┌──

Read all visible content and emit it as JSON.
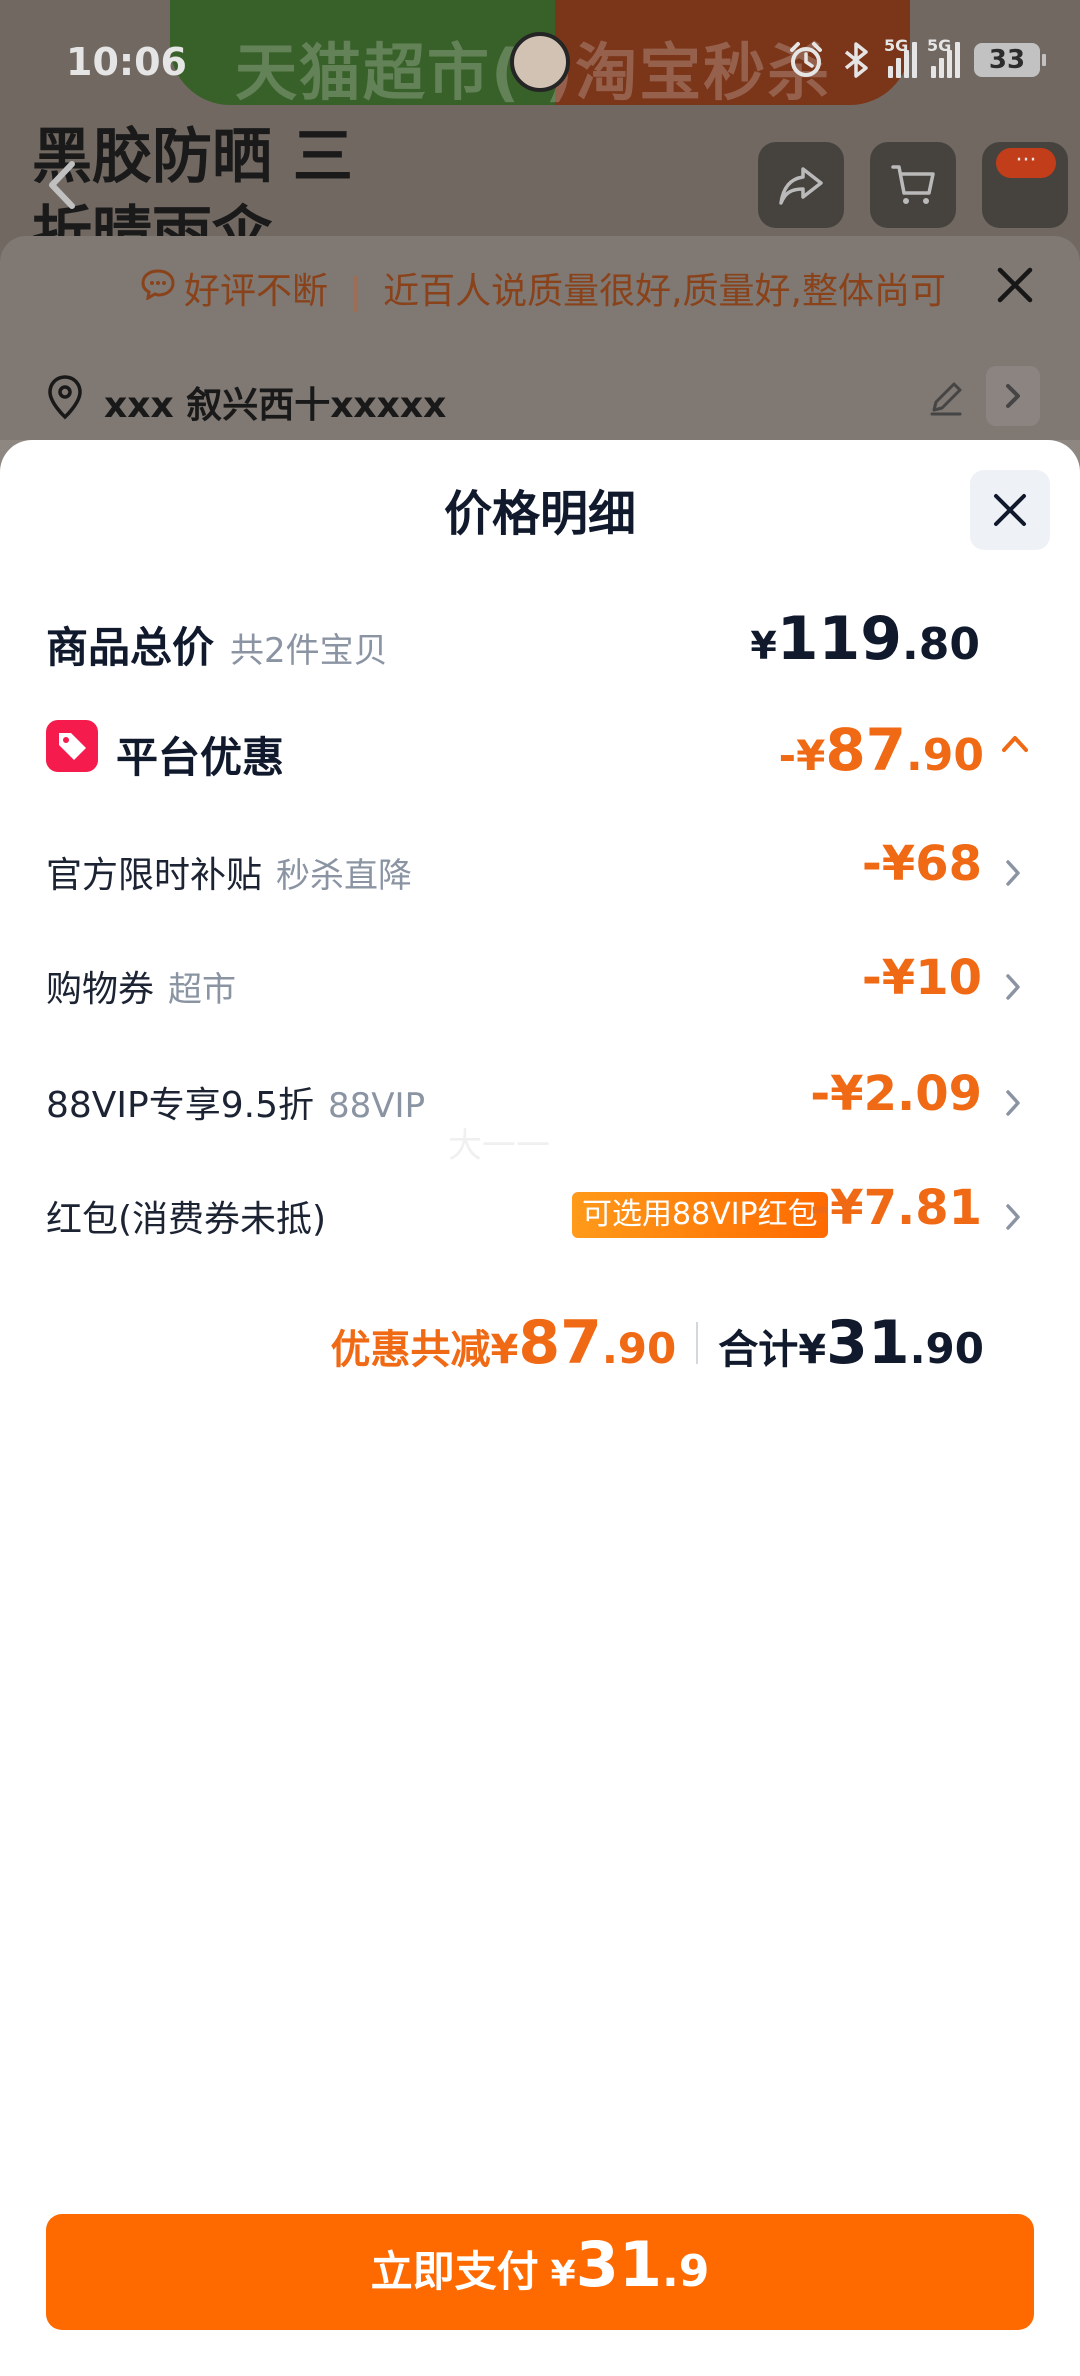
{
  "status_bar": {
    "time": "10:06",
    "signal_tag_1": "5G",
    "signal_tag_2": "5G",
    "battery": "33"
  },
  "background": {
    "banner_text": "天猫超市(   )淘宝秒杀",
    "product_title": "黑胶防晒 三折晴雨伞",
    "cart_badge": "···",
    "review_tag": "好评不断",
    "review_text": "近百人说质量很好,质量好,整体尚可",
    "address": "xxx 叙兴西十xxxxx"
  },
  "sheet": {
    "title": "价格明细",
    "total": {
      "label": "商品总价",
      "sub": "共2件宝贝",
      "currency": "¥",
      "int": "119",
      "dec": ".80"
    },
    "platform_discount": {
      "label": "平台优惠",
      "prefix": "-¥",
      "int": "87",
      "dec": ".90"
    },
    "items": [
      {
        "label": "官方限时补贴",
        "sub": "秒杀直降",
        "amount": "-¥68"
      },
      {
        "label": "购物券",
        "sub": "超市",
        "amount": "-¥10"
      },
      {
        "label": "88VIP专享9.5折",
        "sub": "88VIP",
        "amount": "-¥2.09"
      },
      {
        "label": "红包(消费券未抵)",
        "sub": "",
        "amount": "-¥7.81",
        "pill": "可选用88VIP红包"
      }
    ],
    "summary": {
      "discount_label": "优惠共减",
      "discount_currency": "¥",
      "discount_int": "87",
      "discount_dec": ".90",
      "total_label": "合计",
      "total_currency": "¥",
      "total_int": "31",
      "total_dec": ".90"
    },
    "watermark": "大一一"
  },
  "pay_button": {
    "label": "立即支付",
    "currency": "¥",
    "int": "31",
    "dec": ".9"
  },
  "colors": {
    "accent_orange": "#ff6a00",
    "discount_orange": "#f06a15",
    "tag_red": "#f51b4c",
    "text_dark": "#11192d"
  }
}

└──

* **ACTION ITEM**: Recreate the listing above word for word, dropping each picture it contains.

* **OUTPUT FOR THIS EXERCISE**:
Read all visible content and emit it as JSON.
{
  "status_bar": {
    "time": "10:06",
    "signal_tag_1": "5G",
    "signal_tag_2": "5G",
    "battery": "33"
  },
  "background": {
    "banner_text": "天猫超市(   )淘宝秒杀",
    "product_title": "黑胶防晒 三折晴雨伞",
    "cart_badge": "···",
    "review_tag": "好评不断",
    "review_text": "近百人说质量很好,质量好,整体尚可",
    "address": "xxx 叙兴西十xxxxx"
  },
  "sheet": {
    "title": "价格明细",
    "total": {
      "label": "商品总价",
      "sub": "共2件宝贝",
      "currency": "¥",
      "int": "119",
      "dec": ".80"
    },
    "platform_discount": {
      "label": "平台优惠",
      "prefix": "-¥",
      "int": "87",
      "dec": ".90"
    },
    "items": [
      {
        "label": "官方限时补贴",
        "sub": "秒杀直降",
        "amount": "-¥68"
      },
      {
        "label": "购物券",
        "sub": "超市",
        "amount": "-¥10"
      },
      {
        "label": "88VIP专享9.5折",
        "sub": "88VIP",
        "amount": "-¥2.09"
      },
      {
        "label": "红包(消费券未抵)",
        "sub": "",
        "amount": "-¥7.81",
        "pill": "可选用88VIP红包"
      }
    ],
    "summary": {
      "discount_label": "优惠共减",
      "discount_currency": "¥",
      "discount_int": "87",
      "discount_dec": ".90",
      "total_label": "合计",
      "total_currency": "¥",
      "total_int": "31",
      "total_dec": ".90"
    },
    "watermark": "大一一"
  },
  "pay_button": {
    "label": "立即支付",
    "currency": "¥",
    "int": "31",
    "dec": ".9"
  },
  "colors": {
    "accent_orange": "#ff6a00",
    "discount_orange": "#f06a15",
    "tag_red": "#f51b4c",
    "text_dark": "#11192d"
  }
}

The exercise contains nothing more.